### Exercise details
Produce a verbatim copy of the data below that contains no pictures.

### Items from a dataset
*** Begin section ***
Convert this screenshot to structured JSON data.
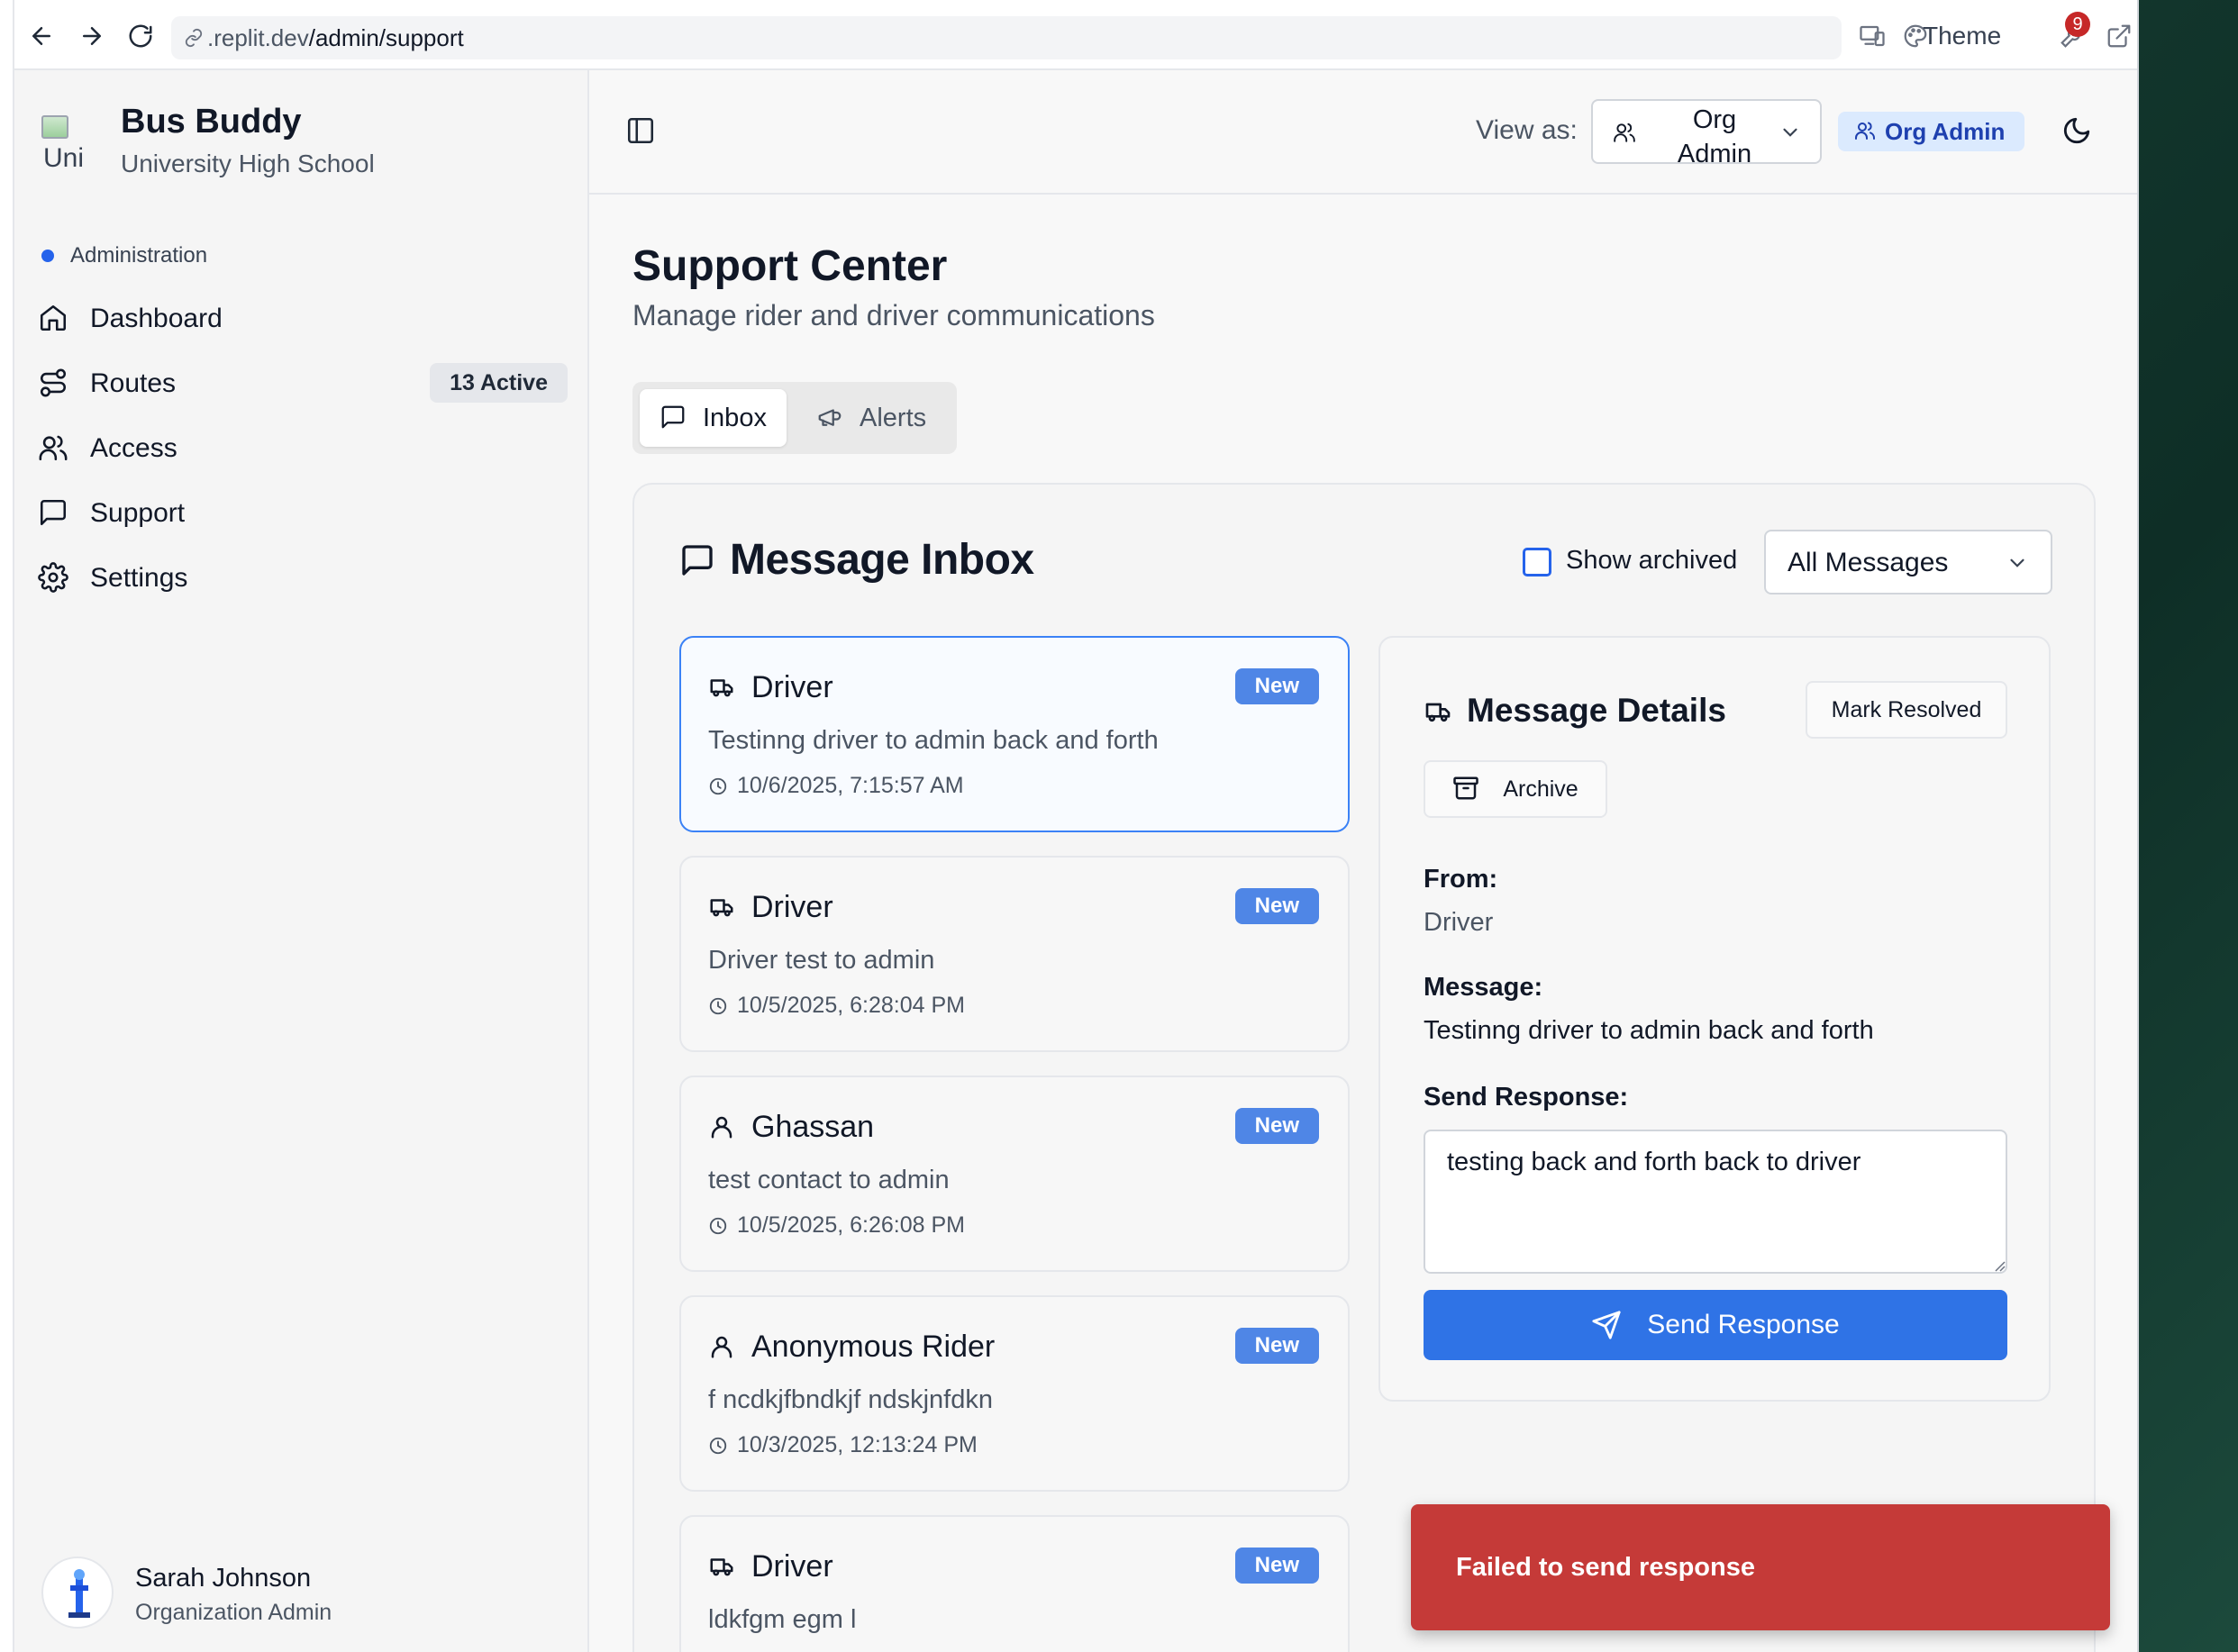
{
  "browser": {
    "url_host": ".replit.dev",
    "url_path": "/admin/support",
    "theme_label": "Theme",
    "notification_count": "9"
  },
  "sidebar": {
    "app_name": "Bus Buddy",
    "logo_alt": "Uni",
    "org_name": "University High School",
    "section_label": "Administration",
    "items": [
      {
        "label": "Dashboard",
        "icon": "home-icon"
      },
      {
        "label": "Routes",
        "icon": "route-icon",
        "badge": "13 Active"
      },
      {
        "label": "Access",
        "icon": "users-icon"
      },
      {
        "label": "Support",
        "icon": "message-square-icon"
      },
      {
        "label": "Settings",
        "icon": "gear-icon"
      }
    ],
    "user": {
      "name": "Sarah Johnson",
      "role": "Organization Admin"
    }
  },
  "header": {
    "view_as_label": "View as:",
    "view_as_value_line1": "Org",
    "view_as_value_line2": "Admin",
    "role_badge": "Org Admin"
  },
  "main": {
    "title": "Support Center",
    "subtitle": "Manage rider and driver communications",
    "tabs": [
      {
        "label": "Inbox",
        "active": true
      },
      {
        "label": "Alerts",
        "active": false
      }
    ],
    "inbox": {
      "title": "Message Inbox",
      "show_archived_label": "Show archived",
      "show_archived_checked": false,
      "filter_value": "All Messages"
    },
    "messages": [
      {
        "sender": "Driver",
        "icon": "truck-icon",
        "badge": "New",
        "text": "Testinng driver to admin back and forth",
        "time": "10/6/2025, 7:15:57 AM",
        "selected": true
      },
      {
        "sender": "Driver",
        "icon": "truck-icon",
        "badge": "New",
        "text": "Driver test to admin",
        "time": "10/5/2025, 6:28:04 PM"
      },
      {
        "sender": "Ghassan",
        "icon": "user-icon",
        "badge": "New",
        "text": "test contact to admin",
        "time": "10/5/2025, 6:26:08 PM"
      },
      {
        "sender": "Anonymous Rider",
        "icon": "user-icon",
        "badge": "New",
        "text": "f ncdkjfbndkjf ndskjnfdkn",
        "time": "10/3/2025, 12:13:24 PM"
      },
      {
        "sender": "Driver",
        "icon": "truck-icon",
        "badge": "New",
        "text": "ldkfgm egm l",
        "time": ""
      }
    ],
    "detail": {
      "title": "Message Details",
      "mark_resolved": "Mark Resolved",
      "archive": "Archive",
      "from_label": "From:",
      "from_value": "Driver",
      "message_label": "Message:",
      "message_value": "Testinng driver to admin back and forth",
      "response_label": "Send Response:",
      "response_value": "testing back and forth back to driver",
      "send_button": "Send Response"
    }
  },
  "toast": {
    "text": "Failed to send response"
  },
  "colors": {
    "accent": "#2f73e6",
    "badge": "#4f86e6",
    "toast": "#c53a38",
    "role_badge_bg": "#dbeafe"
  }
}
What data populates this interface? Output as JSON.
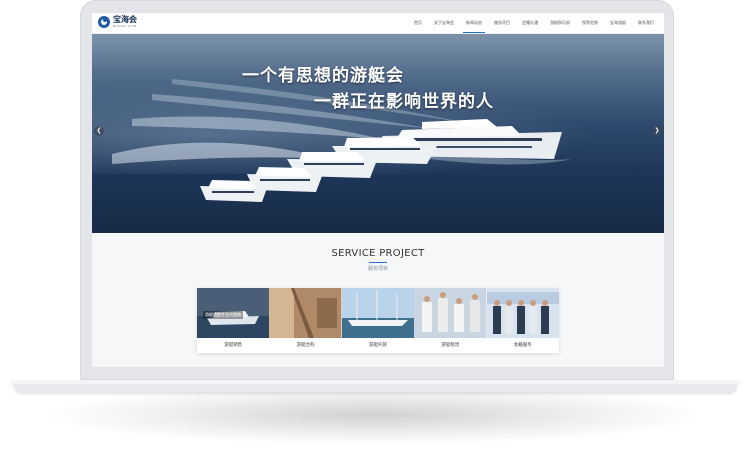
{
  "logo": {
    "name_cn": "宝海会",
    "name_en": "BAOHAI CLUB"
  },
  "nav": {
    "items": [
      {
        "label": "首页"
      },
      {
        "label": "关于宝海会"
      },
      {
        "label": "新闻动态"
      },
      {
        "label": "服务项目"
      },
      {
        "label": "会籍礼遇"
      },
      {
        "label": "游艇俱乐部"
      },
      {
        "label": "视界定制"
      },
      {
        "label": "宝海游艇"
      },
      {
        "label": "联系我们"
      }
    ],
    "active_index": 2
  },
  "banner": {
    "headline_line1": "一个有思想的游艇会",
    "headline_line2": "一群正在影响世界的人",
    "prev_icon": "chevron-left-icon",
    "next_icon": "chevron-right-icon"
  },
  "service": {
    "title": "SERVICE PROJECT",
    "subtitle": "服务项目",
    "cards": [
      {
        "label": "游艇销售",
        "overlay": "游艇销售专业代理商"
      },
      {
        "label": "游艇合购",
        "overlay": ""
      },
      {
        "label": "游艇托管",
        "overlay": ""
      },
      {
        "label": "游艇租赁",
        "overlay": ""
      },
      {
        "label": "会籍服务",
        "overlay": ""
      }
    ]
  },
  "colors": {
    "accent": "#1f6fd1",
    "logo_blue": "#1f5aa6"
  }
}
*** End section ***
### Answer section
Convert this screenshot to structured JSON data.
{
  "browser": {
    "url_host": ".replit.dev",
    "url_path": "/admin/support",
    "theme_label": "Theme",
    "notification_count": "9"
  },
  "sidebar": {
    "app_name": "Bus Buddy",
    "logo_alt": "Uni",
    "org_name": "University High School",
    "section_label": "Administration",
    "items": [
      {
        "label": "Dashboard",
        "icon": "home-icon"
      },
      {
        "label": "Routes",
        "icon": "route-icon",
        "badge": "13 Active"
      },
      {
        "label": "Access",
        "icon": "users-icon"
      },
      {
        "label": "Support",
        "icon": "message-square-icon"
      },
      {
        "label": "Settings",
        "icon": "gear-icon"
      }
    ],
    "user": {
      "name": "Sarah Johnson",
      "role": "Organization Admin"
    }
  },
  "header": {
    "view_as_label": "View as:",
    "view_as_value_line1": "Org",
    "view_as_value_line2": "Admin",
    "role_badge": "Org Admin"
  },
  "main": {
    "title": "Support Center",
    "subtitle": "Manage rider and driver communications",
    "tabs": [
      {
        "label": "Inbox",
        "active": true
      },
      {
        "label": "Alerts",
        "active": false
      }
    ],
    "inbox": {
      "title": "Message Inbox",
      "show_archived_label": "Show archived",
      "show_archived_checked": false,
      "filter_value": "All Messages"
    },
    "messages": [
      {
        "sender": "Driver",
        "icon": "truck-icon",
        "badge": "New",
        "text": "Testinng driver to admin back and forth",
        "time": "10/6/2025, 7:15:57 AM",
        "selected": true
      },
      {
        "sender": "Driver",
        "icon": "truck-icon",
        "badge": "New",
        "text": "Driver test to admin",
        "time": "10/5/2025, 6:28:04 PM"
      },
      {
        "sender": "Ghassan",
        "icon": "user-icon",
        "badge": "New",
        "text": "test contact to admin",
        "time": "10/5/2025, 6:26:08 PM"
      },
      {
        "sender": "Anonymous Rider",
        "icon": "user-icon",
        "badge": "New",
        "text": "f ncdkjfbndkjf ndskjnfdkn",
        "time": "10/3/2025, 12:13:24 PM"
      },
      {
        "sender": "Driver",
        "icon": "truck-icon",
        "badge": "New",
        "text": "ldkfgm egm l",
        "time": ""
      }
    ],
    "detail": {
      "title": "Message Details",
      "mark_resolved": "Mark Resolved",
      "archive": "Archive",
      "from_label": "From:",
      "from_value": "Driver",
      "message_label": "Message:",
      "message_value": "Testinng driver to admin back and forth",
      "response_label": "Send Response:",
      "response_value": "testing back and forth back to driver",
      "send_button": "Send Response"
    }
  },
  "toast": {
    "text": "Failed to send response"
  },
  "colors": {
    "accent": "#2f73e6",
    "badge": "#4f86e6",
    "toast": "#c53a38",
    "role_badge_bg": "#dbeafe"
  }
}
What data populates this interface? Output as JSON.
{
  "logo": {
    "name_cn": "宝海会",
    "name_en": "BAOHAI CLUB"
  },
  "nav": {
    "items": [
      {
        "label": "首页"
      },
      {
        "label": "关于宝海会"
      },
      {
        "label": "新闻动态"
      },
      {
        "label": "服务项目"
      },
      {
        "label": "会籍礼遇"
      },
      {
        "label": "游艇俱乐部"
      },
      {
        "label": "视界定制"
      },
      {
        "label": "宝海游艇"
      },
      {
        "label": "联系我们"
      }
    ],
    "active_index": 2
  },
  "banner": {
    "headline_line1": "一个有思想的游艇会",
    "headline_line2": "一群正在影响世界的人",
    "prev_icon": "chevron-left-icon",
    "next_icon": "chevron-right-icon"
  },
  "service": {
    "title": "SERVICE PROJECT",
    "subtitle": "服务项目",
    "cards": [
      {
        "label": "游艇销售",
        "overlay": "游艇销售专业代理商"
      },
      {
        "label": "游艇合购",
        "overlay": ""
      },
      {
        "label": "游艇托管",
        "overlay": ""
      },
      {
        "label": "游艇租赁",
        "overlay": ""
      },
      {
        "label": "会籍服务",
        "overlay": ""
      }
    ]
  },
  "colors": {
    "accent": "#1f6fd1",
    "logo_blue": "#1f5aa6"
  }
}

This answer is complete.